App and web page records
★ ★ ★
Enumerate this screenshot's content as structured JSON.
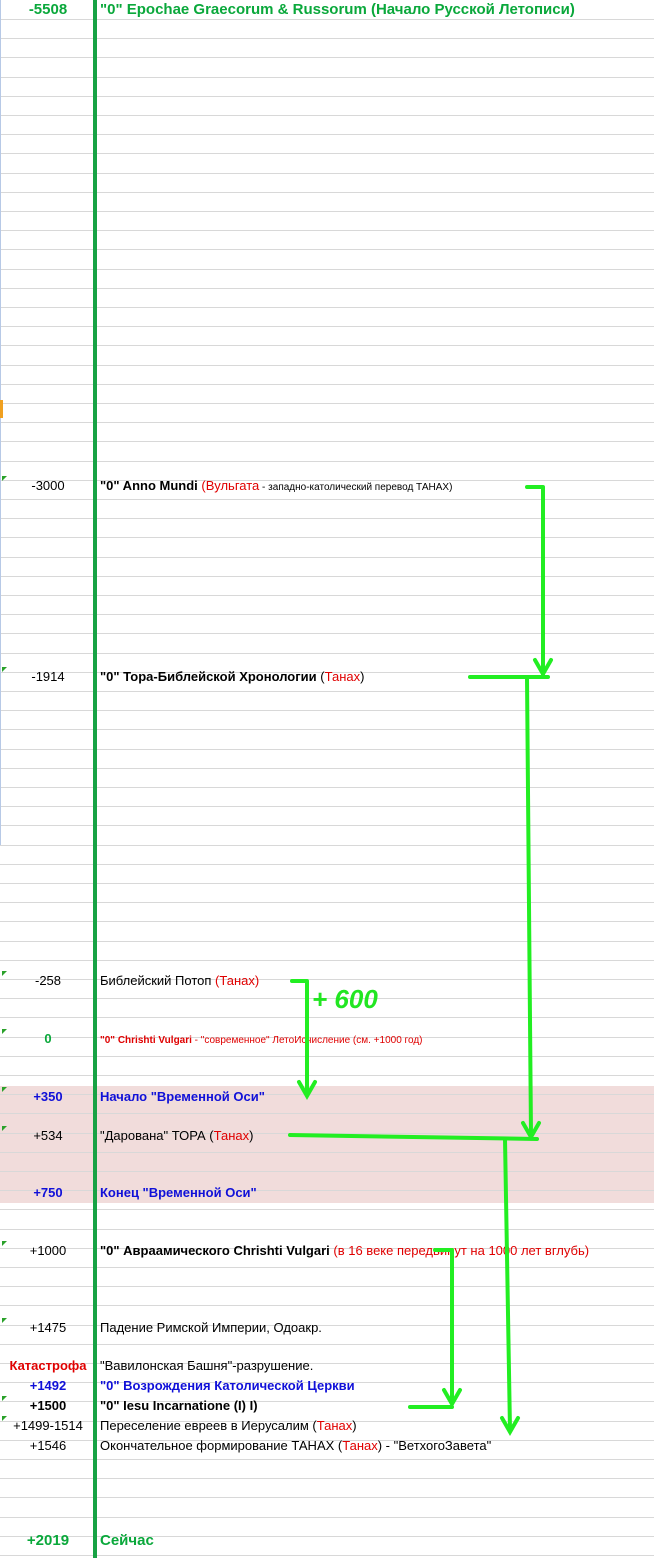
{
  "rows": [
    {
      "year": "-5508",
      "year_color": "green",
      "year_bold": true,
      "big": true,
      "parts": [
        {
          "t": "\"0\" Epochae Graecorum & Russorum (Начало Русской Летописи)",
          "c": "green",
          "b": true,
          "big": true
        }
      ]
    },
    {
      "year": "-3000",
      "parts": [
        {
          "t": "\"0\" Anno Mundi ",
          "b": true
        },
        {
          "t": "(",
          "c": "red"
        },
        {
          "t": "Вульгата",
          "c": "red"
        },
        {
          "t": " - западно-католический перевод ТАНАХ)",
          "small": true
        }
      ]
    },
    {
      "year": "-1914",
      "parts": [
        {
          "t": "\"0\" Тора-Библейской Хронологии ",
          "b": true
        },
        {
          "t": "(",
          "c": ""
        },
        {
          "t": "Танах",
          "c": "red"
        },
        {
          "t": ")"
        }
      ]
    },
    {
      "year": "-258",
      "parts": [
        {
          "t": "Библейский Потоп "
        },
        {
          "t": "(Танах)",
          "c": "red"
        }
      ]
    },
    {
      "year": "0",
      "year_color": "green",
      "year_bold": true,
      "parts": [
        {
          "t": "\"0\" Chrishti Vulgari",
          "c": "red",
          "b": true,
          "small": true
        },
        {
          "t": " - \"современное\" ЛетоИсчисление (см. +1000 год)",
          "c": "red",
          "small": true
        }
      ]
    },
    {
      "year": "+350",
      "year_color": "blue",
      "year_bold": true,
      "parts": [
        {
          "t": "Начало \"Временной Оси\"",
          "c": "blue",
          "b": true
        }
      ]
    },
    {
      "year": "+534",
      "parts": [
        {
          "t": "\"Дарована\" ТОРА ("
        },
        {
          "t": "Танах",
          "c": "red"
        },
        {
          "t": ")"
        }
      ]
    },
    {
      "year": "+750",
      "year_color": "blue",
      "year_bold": true,
      "parts": [
        {
          "t": "Конец \"Временной Оси\"",
          "c": "blue",
          "b": true
        }
      ]
    },
    {
      "year": "+1000",
      "parts": [
        {
          "t": "\"0\" Авраамического Chrishti Vulgari ",
          "b": true
        },
        {
          "t": "(в 16 веке передвинут на 1000 лет вглубь)",
          "c": "red"
        }
      ]
    },
    {
      "year": "+1475",
      "parts": [
        {
          "t": "Падение Римской Империи, Одоакр."
        }
      ]
    },
    {
      "year": "Катастрофа",
      "year_color": "red",
      "year_bold": true,
      "parts": [
        {
          "t": "\"Вавилонская Башня\"-разрушение."
        }
      ]
    },
    {
      "year": "+1492",
      "year_color": "blue",
      "year_bold": true,
      "parts": [
        {
          "t": "\"0\" Возрождения Католической Церкви",
          "c": "blue",
          "b": true
        }
      ]
    },
    {
      "year": "+1500",
      "year_bold": true,
      "parts": [
        {
          "t": "\"0\" Iesu Incarnatione (I) I)",
          "b": true
        }
      ]
    },
    {
      "year": "+1499-1514",
      "parts": [
        {
          "t": "Переселение евреев в Иерусалим ("
        },
        {
          "t": "Танах",
          "c": "red"
        },
        {
          "t": ")"
        }
      ]
    },
    {
      "year": "+1546",
      "parts": [
        {
          "t": "Окончательное формирование ТАНАХ ("
        },
        {
          "t": "Танах",
          "c": "red"
        },
        {
          "t": ") - \"ВетхогоЗавета\""
        }
      ]
    },
    {
      "year": "+2019",
      "year_color": "green",
      "year_bold": true,
      "big": true,
      "parts": [
        {
          "t": "Сейчас",
          "c": "green",
          "b": true,
          "big": true
        }
      ]
    }
  ],
  "annotation": {
    "label": "+ 600"
  },
  "colors": {
    "arrow": "#22ee22",
    "axis": "#17a244",
    "grid": "#d8d8d8",
    "band": "#f1dcdb"
  }
}
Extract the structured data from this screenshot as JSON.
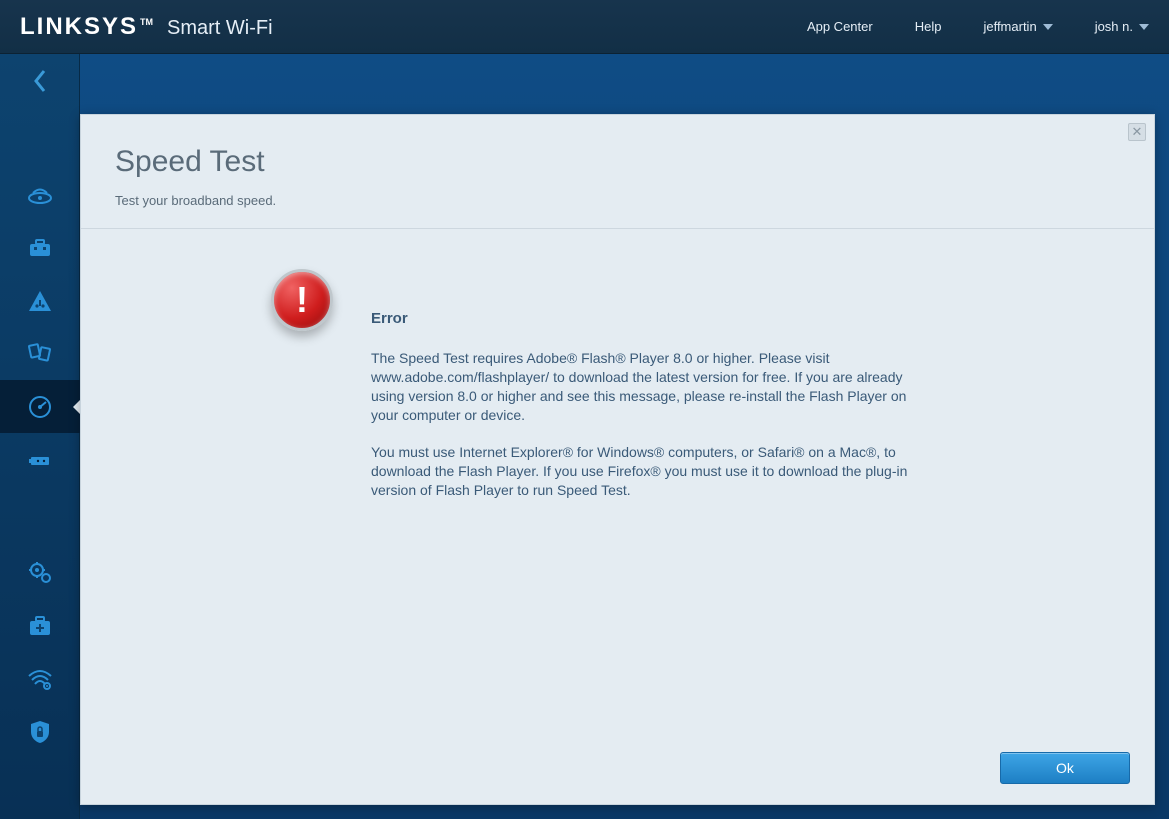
{
  "header": {
    "brand": "LINKSYS",
    "tm": "TM",
    "subtitle": "Smart Wi-Fi",
    "links": {
      "app_center": "App Center",
      "help": "Help",
      "user1": "jeffmartin",
      "user2": "josh n."
    }
  },
  "sidebar": {
    "icons": [
      "router-icon",
      "toolbox-icon",
      "parental-icon",
      "media-icon",
      "speedtest-icon",
      "usb-icon",
      "settings-icon",
      "diagnostics-icon",
      "wireless-icon",
      "security-icon"
    ],
    "active_index": 4
  },
  "panel": {
    "title": "Speed Test",
    "subtitle": "Test your broadband speed.",
    "close_symbol": "✕",
    "error": {
      "heading": "Error",
      "icon_glyph": "!",
      "p1": "The Speed Test requires Adobe® Flash® Player 8.0 or higher. Please visit www.adobe.com/flashplayer/ to download the latest version for free. If you are already using version 8.0 or higher and see this message, please re-install the Flash Player on your computer or device.",
      "p2": "You must use Internet Explorer® for Windows® computers, or Safari® on a Mac®, to download the Flash Player. If you use Firefox® you must use it to download the plug-in version of Flash Player to run Speed Test."
    },
    "ok_label": "Ok"
  }
}
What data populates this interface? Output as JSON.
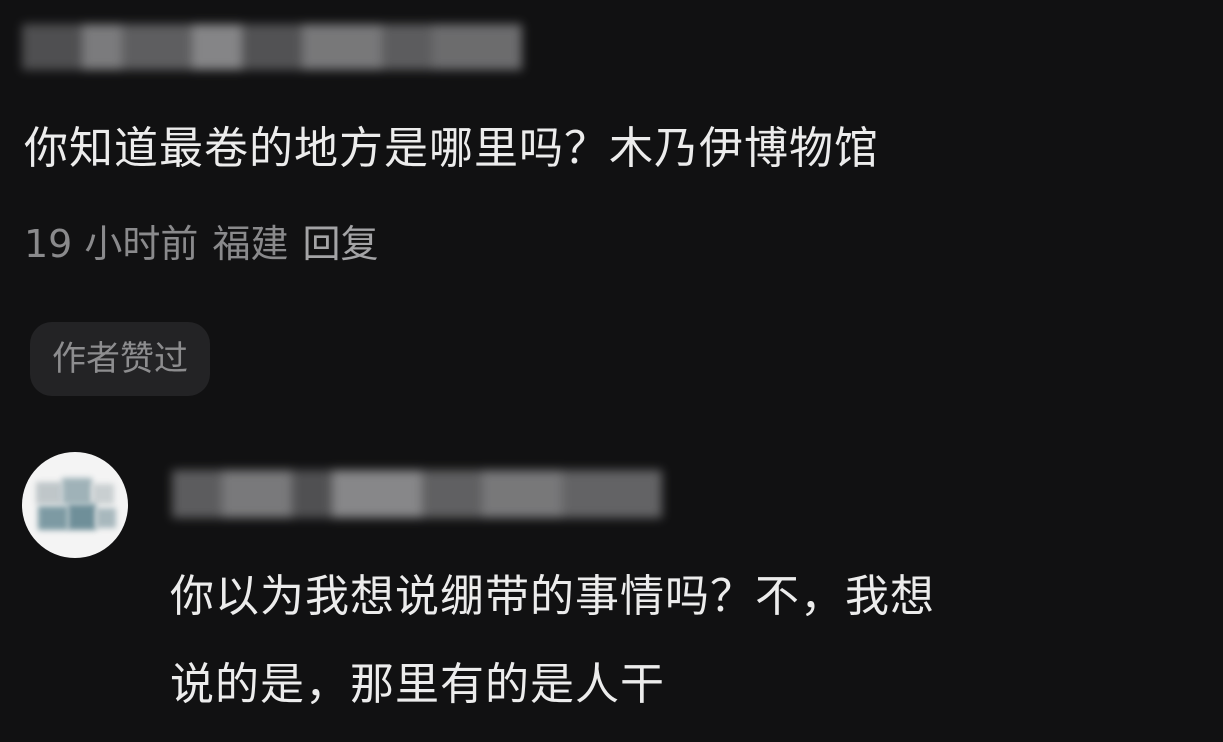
{
  "comment": {
    "text": "你知道最卷的地方是哪里吗？木乃伊博物馆",
    "time": "19 小时前",
    "location": "福建",
    "reply_label": "回复",
    "liked_badge": "作者赞过"
  },
  "reply": {
    "line1": "你以为我想说绷带的事情吗？不，我想",
    "line2": "说的是，那里有的是人干"
  }
}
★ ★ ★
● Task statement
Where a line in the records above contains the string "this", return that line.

● Output of the task
Enumerate this screenshot's content as structured JSON.
Extract the structured data from this screenshot as JSON.
      "p1": "The Speed Test requires Adobe® Flash® Player 8.0 or higher. Please visit www.adobe.com/flashplayer/ to download the latest version for free. If you are already using version 8.0 or higher and see this message, please re-install the Flash Player on your computer or device.",
What data populates this interface? Output as JSON.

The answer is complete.